▸ **Problem description**: Repeat each record exactly, skipping the pictures.

[Collected data entries]
★ ★ ★ ★ ★ ★ ★

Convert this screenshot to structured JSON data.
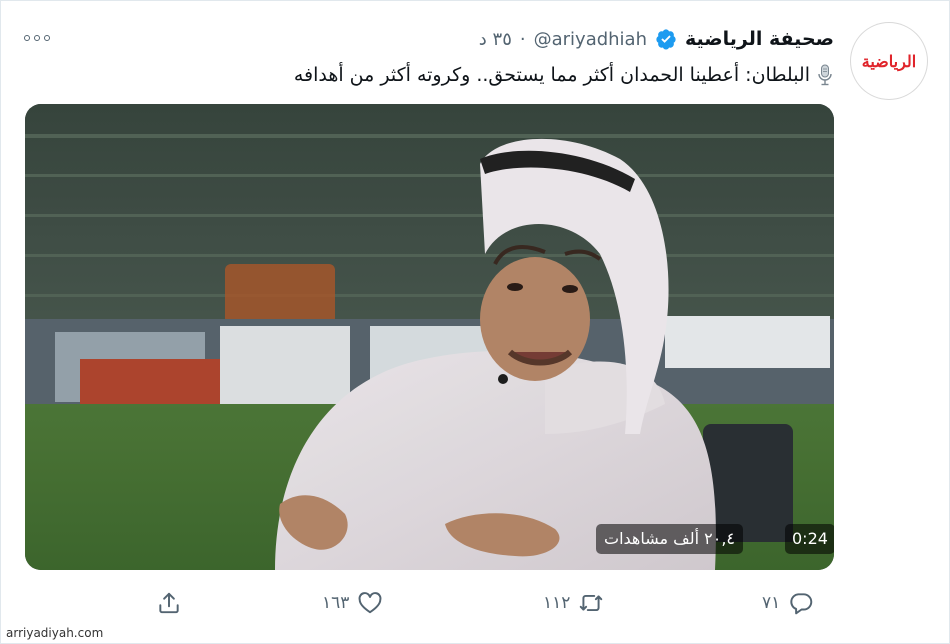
{
  "tweet": {
    "display_name": "صحيفة الرياضية",
    "handle": "@ariyadhiah",
    "separator": "·",
    "time_ago": "٣٥ د",
    "text": "البلطان: أعطينا الحمدان أكثر مما يستحق.. وكروته أكثر من أهدافه",
    "avatar_logo_text": "الرياضية",
    "verified": true
  },
  "video": {
    "duration": "0:24",
    "views": "٢٠,٤ ألف مشاهدات"
  },
  "actions": {
    "reply_count": "٧١",
    "retweet_count": "١١٢",
    "like_count": "١٦٣"
  },
  "watermark": "arriyadiyah.com",
  "colors": {
    "accent": "#1d9bf0",
    "secondary_text": "#536471",
    "brand_red": "#e0242b"
  },
  "icons": {
    "more": "more-icon",
    "verified": "verified-badge-icon",
    "mic": "microphone-icon",
    "reply": "reply-icon",
    "retweet": "retweet-icon",
    "like": "heart-icon",
    "share": "share-icon"
  }
}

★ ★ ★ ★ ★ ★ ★

▸ **Exercise answer**:
Convert this screenshot to structured JSON data.
{
  "tweet": {
    "display_name": "صحيفة الرياضية",
    "handle": "@ariyadhiah",
    "separator": "·",
    "time_ago": "٣٥ د",
    "text": "البلطان: أعطينا الحمدان أكثر مما يستحق.. وكروته أكثر من أهدافه",
    "avatar_logo_text": "الرياضية",
    "verified": true
  },
  "video": {
    "duration": "0:24",
    "views": "٢٠,٤ ألف مشاهدات"
  },
  "actions": {
    "reply_count": "٧١",
    "retweet_count": "١١٢",
    "like_count": "١٦٣"
  },
  "watermark": "arriyadiyah.com",
  "colors": {
    "accent": "#1d9bf0",
    "secondary_text": "#536471",
    "brand_red": "#e0242b"
  },
  "icons": {
    "more": "more-icon",
    "verified": "verified-badge-icon",
    "mic": "microphone-icon",
    "reply": "reply-icon",
    "retweet": "retweet-icon",
    "like": "heart-icon",
    "share": "share-icon"
  }
}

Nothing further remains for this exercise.